SUPPLIED DATA:
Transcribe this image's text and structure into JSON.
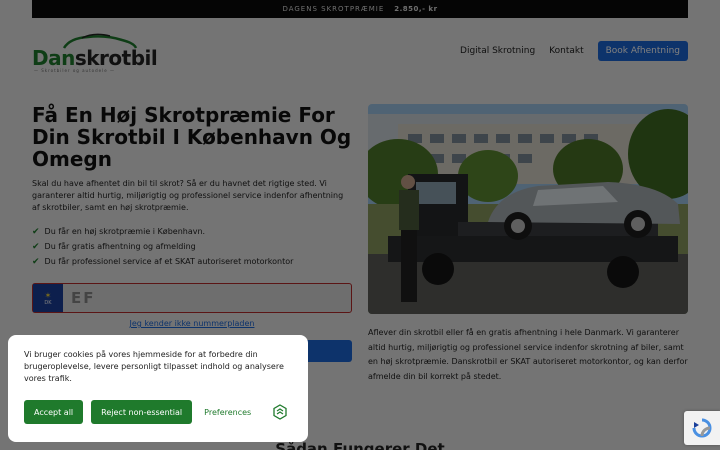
{
  "topbar": {
    "label": "DAGENS SKROTPRÆMIE",
    "value": "2.850,- kr"
  },
  "logo": {
    "name_part1": "Dan",
    "name_part2": "skrotbil",
    "tagline": "— Skrotbiler og autodele —"
  },
  "nav": {
    "items": [
      {
        "label": "Digital Skrotning"
      },
      {
        "label": "Kontakt"
      }
    ],
    "book_label": "Book Afhentning"
  },
  "hero": {
    "title": "Få En Høj Skrotpræmie For Din Skrotbil I København Og Omegn",
    "intro": "Skal du have afhentet din bil til skrot? Så er du havnet det rigtige sted. Vi garanterer altid hurtig, miljørigtig og professionel service indenfor afhentning af skrotbiler, samt en høj skrotpræmie.",
    "checks": [
      "Du får en høj skrotpræmie i København.",
      "Du får gratis afhentning og afmelding",
      "Du får professionel service af et SKAT autoriseret motorkontor"
    ],
    "plate": {
      "country": "DK",
      "placeholder": "EF"
    },
    "no_plate_link": "Jeg kender ikke nummerpladen"
  },
  "right": {
    "paragraph": "Afl­ever din skrotbil eller få en gratis afhentning i hele Danmark. Vi garanterer altid hurtig, miljørigtig og professionel service indenfor skrotning af biler, samt en høj skrotpræmie. Danskrotbil er SKAT autoriseret motorkontor, og kan derfor afmelde din bil korrekt på stedet."
  },
  "section2": {
    "title": "Sådan Fungerer Det"
  },
  "cookie": {
    "message": "Vi bruger cookies på vores hjemmeside for at forbedre din brugeroplevelse, levere personligt tilpasset indhold og analysere vores trafik.",
    "accept_label": "Accept all",
    "reject_label": "Reject non-essential",
    "prefs_label": "Preferences"
  },
  "colors": {
    "brand_green": "#1f7a2c",
    "brand_blue": "#1b66d6",
    "topbar": "#0b0b0b"
  }
}
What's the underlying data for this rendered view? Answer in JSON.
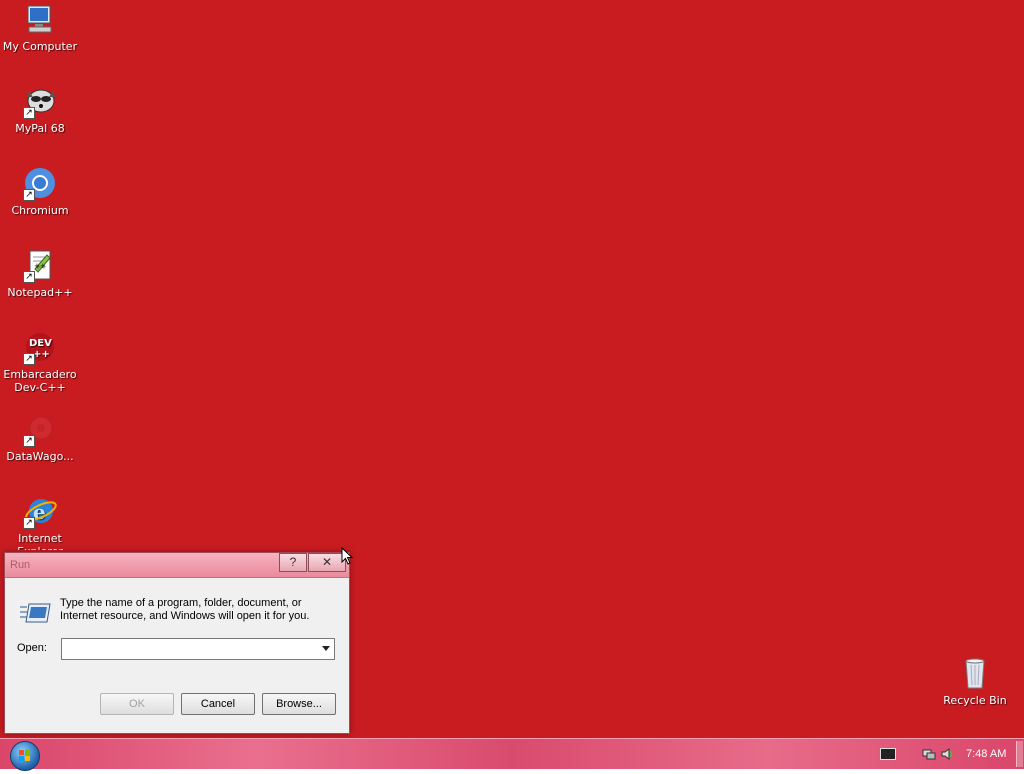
{
  "desktop": {
    "background_color": "#c91c21",
    "icons": [
      {
        "label": "My Computer",
        "icon": "computer-icon"
      },
      {
        "label": "MyPal 68",
        "icon": "mypal-icon"
      },
      {
        "label": "Chromium",
        "icon": "chromium-icon"
      },
      {
        "label": "Notepad++",
        "icon": "notepad-plus-plus-icon"
      },
      {
        "label": "Embarcadero Dev-C++",
        "icon": "devcpp-icon"
      },
      {
        "label": "DataWago...",
        "icon": "datawagon-icon"
      },
      {
        "label": "Internet Explorer",
        "icon": "internet-explorer-icon"
      },
      {
        "label": "Recycle Bin",
        "icon": "recycle-bin-icon"
      }
    ]
  },
  "run_dialog": {
    "title": "Run",
    "help_label": "?",
    "close_label": "✕",
    "description": "Type the name of a program, folder, document, or Internet resource, and Windows will open it for you.",
    "open_label": "Open:",
    "open_value": "",
    "ok_label": "OK",
    "cancel_label": "Cancel",
    "browse_label": "Browse..."
  },
  "taskbar": {
    "clock": "7:48 AM"
  }
}
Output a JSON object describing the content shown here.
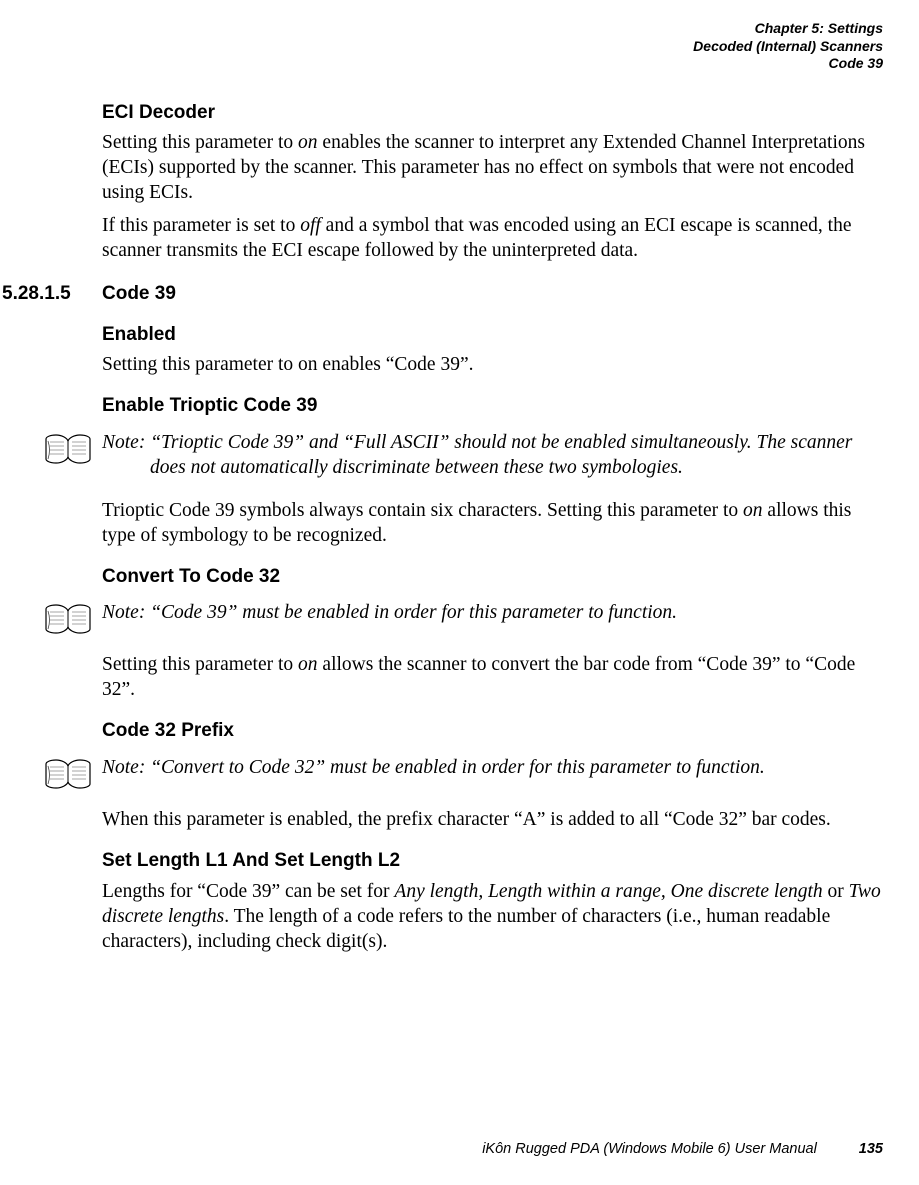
{
  "header": {
    "line1": "Chapter 5: Settings",
    "line2": "Decoded (Internal) Scanners",
    "line3": "Code 39"
  },
  "s_eci": {
    "title": "ECI Decoder",
    "p1a": "Setting this parameter to ",
    "p1b": "on",
    "p1c": " enables the scanner to interpret any Extended Channel Interpre­tations (ECIs) supported by the scanner. This parameter has no effect on symbols that were not encoded using ECIs.",
    "p2a": "If this parameter is set to ",
    "p2b": "off",
    "p2c": " and a symbol that was encoded using an ECI escape is scanned, the scanner transmits the ECI escape followed by the uninterpreted data."
  },
  "section": {
    "num": "5.28.1.5",
    "title": "Code 39"
  },
  "s_enabled": {
    "title": "Enabled",
    "p1": "Setting this parameter to on enables “Code 39”."
  },
  "s_trioptic": {
    "title": "Enable Trioptic Code 39",
    "note_label": "Note:",
    "note_body": "“Trioptic Code 39” and “Full ASCII” should not be enabled simultaneously. The scanner does not automatically discriminate between these two symbologies.",
    "p1a": "Trioptic Code 39 symbols always contain six characters. Setting this parameter to ",
    "p1b": "on",
    "p1c": " allows this type of symbology to be recognized."
  },
  "s_convert32": {
    "title": "Convert To Code 32",
    "note_label": "Note:",
    "note_body": "“Code 39” must be enabled in order for this parameter to function.",
    "p1a": "Setting this parameter to ",
    "p1b": "on",
    "p1c": " allows the scanner to convert the bar code from “Code 39” to “Code 32”."
  },
  "s_prefix": {
    "title": "Code 32 Prefix",
    "note_label": "Note:",
    "note_body": "“Convert to Code 32” must be enabled in order for this parameter to function.",
    "p1": "When this parameter is enabled, the prefix character “A” is added to all “Code 32” bar codes."
  },
  "s_length": {
    "title": "Set Length L1 And Set Length L2",
    "p1a": "Lengths for “Code 39” can be set for ",
    "p1b": "Any length, Length within a range, One discrete length",
    "p1c": " or ",
    "p1d": "Two discrete lengths",
    "p1e": ". The length of a code refers to the number of characters (i.e., human readable characters), including check digit(s)."
  },
  "footer": {
    "manual": "iKôn Rugged PDA (Windows Mobile 6) User Manual",
    "page": "135"
  }
}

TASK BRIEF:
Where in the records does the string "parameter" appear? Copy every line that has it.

FINAL ANSWER:
    "p1a": "Setting this parameter to ",
    "p1c": " enables the scanner to interpret any Extended Channel Interpre­tations (ECIs) supported by the scanner. This parameter has no effect on symbols that were not encoded using ECIs.",
    "p2a": "If this parameter is set to ",
    "p1": "Setting this parameter to on enables “Code 39”."
    "p1a": "Trioptic Code 39 symbols always contain six characters. Setting this parameter to ",
    "note_body": "“Code 39” must be enabled in order for this parameter to function.",
    "p1a": "Setting this parameter to ",
    "note_body": "“Convert to Code 32” must be enabled in order for this parameter to function.",
    "p1": "When this parameter is enabled, the prefix character “A” is added to all “Code 32” bar codes."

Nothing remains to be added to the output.